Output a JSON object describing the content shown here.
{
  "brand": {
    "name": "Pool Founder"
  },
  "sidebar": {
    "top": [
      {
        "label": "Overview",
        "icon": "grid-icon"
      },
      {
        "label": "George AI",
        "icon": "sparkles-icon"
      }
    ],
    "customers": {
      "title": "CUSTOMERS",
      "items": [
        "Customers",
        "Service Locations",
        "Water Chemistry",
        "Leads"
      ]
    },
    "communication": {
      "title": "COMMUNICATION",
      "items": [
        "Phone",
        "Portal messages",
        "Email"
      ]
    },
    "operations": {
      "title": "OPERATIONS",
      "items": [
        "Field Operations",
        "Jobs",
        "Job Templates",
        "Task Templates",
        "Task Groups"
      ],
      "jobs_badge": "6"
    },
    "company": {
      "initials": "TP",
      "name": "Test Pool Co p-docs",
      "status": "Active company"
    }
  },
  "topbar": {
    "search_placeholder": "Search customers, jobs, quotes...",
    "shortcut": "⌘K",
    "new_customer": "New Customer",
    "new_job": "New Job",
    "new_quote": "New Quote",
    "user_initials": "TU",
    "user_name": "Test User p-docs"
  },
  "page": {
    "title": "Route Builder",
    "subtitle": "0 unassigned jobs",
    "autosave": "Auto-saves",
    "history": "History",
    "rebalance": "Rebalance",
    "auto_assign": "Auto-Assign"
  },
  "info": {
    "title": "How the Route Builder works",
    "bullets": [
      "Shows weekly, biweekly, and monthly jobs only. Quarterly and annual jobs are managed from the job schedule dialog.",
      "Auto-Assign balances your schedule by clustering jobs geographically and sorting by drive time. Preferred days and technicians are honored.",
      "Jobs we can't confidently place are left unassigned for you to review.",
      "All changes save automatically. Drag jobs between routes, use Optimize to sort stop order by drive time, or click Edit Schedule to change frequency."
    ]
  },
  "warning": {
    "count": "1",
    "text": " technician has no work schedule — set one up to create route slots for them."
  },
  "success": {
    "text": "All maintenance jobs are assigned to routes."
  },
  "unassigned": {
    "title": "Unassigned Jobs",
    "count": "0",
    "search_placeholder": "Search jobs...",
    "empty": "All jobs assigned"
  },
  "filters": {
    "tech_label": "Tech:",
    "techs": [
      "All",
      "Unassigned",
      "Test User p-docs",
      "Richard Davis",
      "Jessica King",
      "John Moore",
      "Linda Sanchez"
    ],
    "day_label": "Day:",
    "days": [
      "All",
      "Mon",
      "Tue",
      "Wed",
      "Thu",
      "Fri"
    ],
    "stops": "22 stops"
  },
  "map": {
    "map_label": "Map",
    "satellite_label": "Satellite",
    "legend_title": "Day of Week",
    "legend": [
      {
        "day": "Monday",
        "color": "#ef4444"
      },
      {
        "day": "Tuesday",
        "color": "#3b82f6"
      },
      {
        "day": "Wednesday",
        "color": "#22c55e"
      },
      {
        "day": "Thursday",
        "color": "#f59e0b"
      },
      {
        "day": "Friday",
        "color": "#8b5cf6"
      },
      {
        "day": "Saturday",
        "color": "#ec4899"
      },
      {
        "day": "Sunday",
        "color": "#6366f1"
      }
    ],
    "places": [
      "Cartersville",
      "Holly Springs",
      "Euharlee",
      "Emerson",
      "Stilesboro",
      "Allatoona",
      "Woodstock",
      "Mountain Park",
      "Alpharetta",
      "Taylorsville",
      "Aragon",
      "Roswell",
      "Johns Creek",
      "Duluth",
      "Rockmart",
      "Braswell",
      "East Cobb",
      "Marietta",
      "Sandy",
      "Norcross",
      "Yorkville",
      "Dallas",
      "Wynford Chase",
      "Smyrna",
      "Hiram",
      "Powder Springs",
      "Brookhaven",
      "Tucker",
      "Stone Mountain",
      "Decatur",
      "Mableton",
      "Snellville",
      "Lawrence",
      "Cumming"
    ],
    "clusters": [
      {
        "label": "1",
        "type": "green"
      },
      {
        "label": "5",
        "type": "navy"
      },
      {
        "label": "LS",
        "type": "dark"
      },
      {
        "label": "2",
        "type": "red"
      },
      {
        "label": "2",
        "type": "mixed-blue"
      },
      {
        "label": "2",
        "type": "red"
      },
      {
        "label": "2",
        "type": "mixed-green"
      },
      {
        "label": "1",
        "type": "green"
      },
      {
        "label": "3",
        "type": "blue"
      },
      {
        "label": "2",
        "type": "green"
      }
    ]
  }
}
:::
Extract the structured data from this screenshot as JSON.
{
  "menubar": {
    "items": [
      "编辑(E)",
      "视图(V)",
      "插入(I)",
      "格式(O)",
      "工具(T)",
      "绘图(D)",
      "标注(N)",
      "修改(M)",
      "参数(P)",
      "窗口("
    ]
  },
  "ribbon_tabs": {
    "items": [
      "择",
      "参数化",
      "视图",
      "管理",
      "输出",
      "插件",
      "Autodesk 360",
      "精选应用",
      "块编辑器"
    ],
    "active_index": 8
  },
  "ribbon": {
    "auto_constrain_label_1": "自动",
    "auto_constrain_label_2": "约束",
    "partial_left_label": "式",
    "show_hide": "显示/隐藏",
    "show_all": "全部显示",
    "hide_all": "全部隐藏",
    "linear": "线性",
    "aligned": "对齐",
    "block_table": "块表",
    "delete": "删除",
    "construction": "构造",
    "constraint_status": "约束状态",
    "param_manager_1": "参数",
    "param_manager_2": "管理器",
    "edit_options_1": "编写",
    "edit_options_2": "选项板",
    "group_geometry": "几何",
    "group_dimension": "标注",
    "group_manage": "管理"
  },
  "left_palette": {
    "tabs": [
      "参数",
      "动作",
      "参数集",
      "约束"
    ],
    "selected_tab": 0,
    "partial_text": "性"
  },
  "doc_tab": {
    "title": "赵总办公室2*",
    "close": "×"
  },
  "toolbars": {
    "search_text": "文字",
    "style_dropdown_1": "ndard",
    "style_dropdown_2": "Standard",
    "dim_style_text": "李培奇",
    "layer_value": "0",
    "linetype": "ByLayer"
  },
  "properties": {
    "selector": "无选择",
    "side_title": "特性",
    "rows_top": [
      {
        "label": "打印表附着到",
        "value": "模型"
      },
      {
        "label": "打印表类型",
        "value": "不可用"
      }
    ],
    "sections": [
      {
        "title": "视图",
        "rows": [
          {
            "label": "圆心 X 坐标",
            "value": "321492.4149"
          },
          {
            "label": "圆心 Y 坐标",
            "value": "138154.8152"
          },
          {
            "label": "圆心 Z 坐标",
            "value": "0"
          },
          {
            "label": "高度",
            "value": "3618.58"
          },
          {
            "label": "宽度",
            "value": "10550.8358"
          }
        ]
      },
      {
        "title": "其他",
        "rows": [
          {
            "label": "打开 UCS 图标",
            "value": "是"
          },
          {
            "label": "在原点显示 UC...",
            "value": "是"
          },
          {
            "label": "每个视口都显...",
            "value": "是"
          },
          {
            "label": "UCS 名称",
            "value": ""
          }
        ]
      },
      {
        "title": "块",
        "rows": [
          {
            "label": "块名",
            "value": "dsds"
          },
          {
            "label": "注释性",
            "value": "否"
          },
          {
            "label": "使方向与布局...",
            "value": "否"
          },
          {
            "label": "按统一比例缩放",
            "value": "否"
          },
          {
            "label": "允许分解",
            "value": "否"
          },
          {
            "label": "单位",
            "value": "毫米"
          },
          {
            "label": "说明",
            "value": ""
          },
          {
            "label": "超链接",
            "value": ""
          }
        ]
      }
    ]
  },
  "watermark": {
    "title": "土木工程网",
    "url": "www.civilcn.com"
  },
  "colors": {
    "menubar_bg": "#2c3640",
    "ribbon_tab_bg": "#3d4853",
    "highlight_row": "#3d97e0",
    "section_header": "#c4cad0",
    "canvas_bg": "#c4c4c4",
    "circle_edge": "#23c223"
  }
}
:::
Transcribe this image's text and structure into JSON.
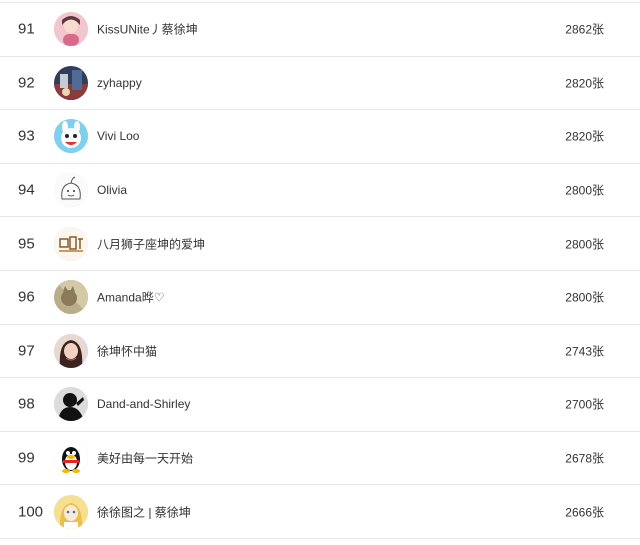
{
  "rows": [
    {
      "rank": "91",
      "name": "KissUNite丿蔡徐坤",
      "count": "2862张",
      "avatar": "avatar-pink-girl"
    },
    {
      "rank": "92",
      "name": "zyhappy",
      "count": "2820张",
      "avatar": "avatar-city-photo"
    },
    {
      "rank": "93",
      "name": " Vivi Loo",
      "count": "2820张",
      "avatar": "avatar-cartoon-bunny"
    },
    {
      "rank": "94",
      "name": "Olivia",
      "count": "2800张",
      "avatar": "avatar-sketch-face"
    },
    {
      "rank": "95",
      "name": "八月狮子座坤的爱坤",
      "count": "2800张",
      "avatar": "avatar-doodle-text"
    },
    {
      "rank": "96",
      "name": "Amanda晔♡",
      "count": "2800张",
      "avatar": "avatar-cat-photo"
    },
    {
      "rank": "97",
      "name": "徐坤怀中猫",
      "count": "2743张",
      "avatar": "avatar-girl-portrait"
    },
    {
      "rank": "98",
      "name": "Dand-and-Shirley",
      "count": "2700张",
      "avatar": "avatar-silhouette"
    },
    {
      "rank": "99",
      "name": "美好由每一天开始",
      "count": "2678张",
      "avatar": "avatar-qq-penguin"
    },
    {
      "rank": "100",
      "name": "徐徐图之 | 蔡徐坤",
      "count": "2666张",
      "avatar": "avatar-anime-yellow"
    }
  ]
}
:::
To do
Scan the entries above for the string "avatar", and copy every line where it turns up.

Result below
      "avatar": "avatar-pink-girl"
      "avatar": "avatar-city-photo"
      "avatar": "avatar-cartoon-bunny"
      "avatar": "avatar-sketch-face"
      "avatar": "avatar-doodle-text"
      "avatar": "avatar-cat-photo"
      "avatar": "avatar-girl-portrait"
      "avatar": "avatar-silhouette"
      "avatar": "avatar-qq-penguin"
      "avatar": "avatar-anime-yellow"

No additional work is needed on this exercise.